Clear skies and Great seeing too!

Steve T

Sunday, October 4, 2009

Travel Companions That Never Let You Down

I love to travel and when I go I always try to take some kind of an instrument to look through to the heavens above. I had a Televue Ranger (telescope) that went with me everywhere I went and did what I needed for it to do. it was small compact and delivered very good images. There was one drawback for that scope. It had a helical focuser which some folks like but for me it was not quite my cup of tea. I eventually sold that beautiful scope for that reason. I broke a golden rule of mine. I never quit a job until I have one lined up and never sell a scope unless I have one to fill the void. I now limp along traveling without a travel scope. Right now I am out of town and through some circumstances I have my 8" Celestron CPC with me. This a very grumpy travel companion. Large and bulky but it is what I have with me now.

It had been raining every day fora good week but on Saturday the clouds parted and I was treated to clear skies for a few hours. I grabbed my scope and lugged it down stairs of the Hilton to my Truck and off I went to see what I could see. On the drive I was thinking of what travel scope I would get when I get back home. I have it narrowed down to a couple of brands now Astronomy Technologies and Williams. when I got to the site I set up and got out my two travel companions that I rely on every time I hit the road. They are the Sky and Telescopes Pocket Sky Atlas and the Deep Map 600. Those two items are small, very user friendly and jammed with great information.

I use the Map alone sometimes. because it gives the big picture and has many targets on it to look at. I use it as an overall strategy builder for the night. After I have located what are I will be taking a peak in I open up the Pocket Sky Atlas (PSA). The PSA gives much more detail for the region of space I wish to explore. The People down at the Sky publishing building took a few months to get all the input of what to put in this small atlas and then went about producing it in house totally. My hat is off to the fine folks at Sky Publishing. You will find enough "stuff" to look at for the rest of your days using this atlas alone. Not only does this atlas have great Maps, It also has many lists of objects in the back. So... if you hear your comrades in scopes going on about NGC 3190 and how beautiful it was last night, you pick up the Atlas go to the list in the back look up NGC 3190 and Ah they are talking about a Galaxy located in Leo. Then you can ask: Did you get a good look at 3193 as well? ( in the same field of view) This book can make you look good!
Seriously, you can learn a lot about the sky using this atlas. It is laid out very well . The maps in the atlas are big chunks of the sky so constellations are still recognizable. I have always said if you want to learn the sky take it one constellation at a time and explore it completely. This atlas helps you do just that.
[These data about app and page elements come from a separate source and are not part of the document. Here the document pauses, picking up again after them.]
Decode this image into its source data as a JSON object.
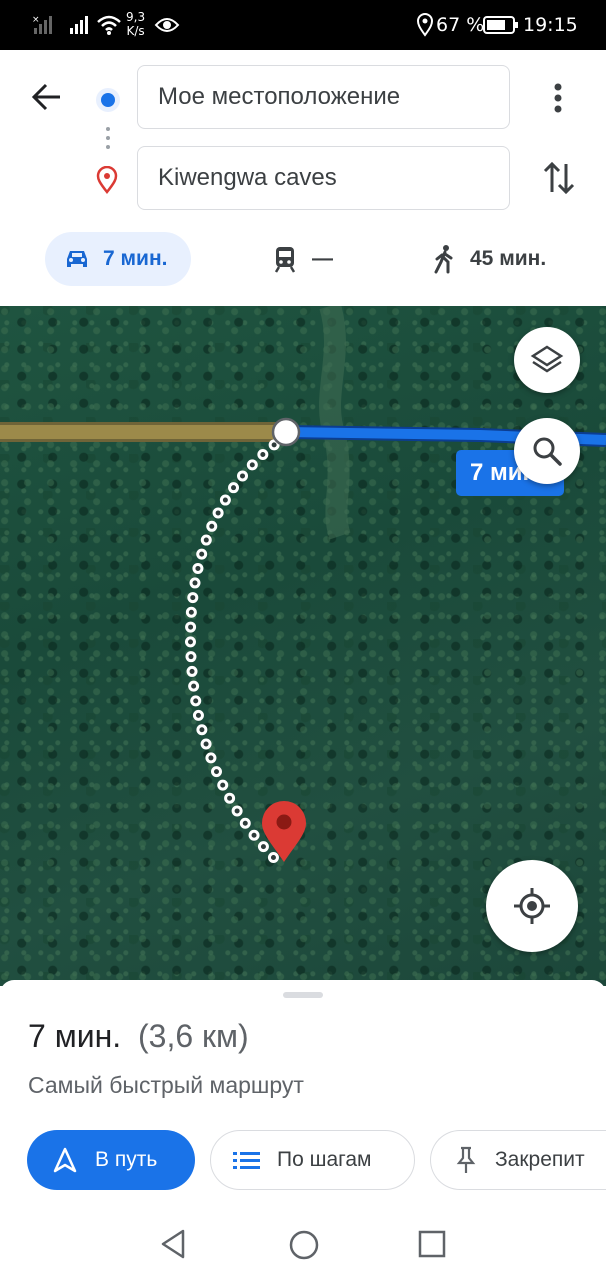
{
  "status_bar": {
    "net_speed_value": "9,3",
    "net_speed_unit": "K/s",
    "battery": "67 %",
    "time": "19:15"
  },
  "directions": {
    "origin": "Мое местоположение",
    "destination": "Kiwengwa caves"
  },
  "modes": {
    "drive": "7 мин.",
    "transit": "—",
    "walk": "45 мин."
  },
  "map": {
    "route_label": "7 мин"
  },
  "sheet": {
    "duration": "7 мин.",
    "distance": "(3,6 км)",
    "subtitle": "Самый быстрый маршрут",
    "start_button": "В путь",
    "steps_button": "По шагам",
    "pin_button": "Закрепит"
  },
  "colors": {
    "accent": "#1a73e8",
    "route_blue": "#1967d2",
    "selected_mode_bg": "#e8f0fe",
    "pin_red": "#db3a34",
    "unpaved_road": "#9c8a4a"
  }
}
The Deep map 600 is well made using plastic that feels like slick paper. So if you forget to take it in for the evening no worries the de will dry off then you fold it and put the map away again for the next big outing. The Deep Map 600 has many lists on the back as well. Say you like gazing at Variables (Stars that brighten and dim on schedule) there is a list. I have traveled to many different lands using this combination and they have never disappointed me. and If I have a real hankering for Galaxies of magnitude 12 or more (dimmer) I have an Atlas on my Computer that can and does deliver. So as for how the observing went last night? I got a look at the face on Spiral M33 then the clouds came ... But I had a look at it! I have confirmed it is still there. Alas there will be other night and other targets for me to check out. One thing is for certain. My two little companions will be with me no matter what scope or binoculars I have, showing me the way. Until then My friends...

Clear skies and great seeing too!

Steve T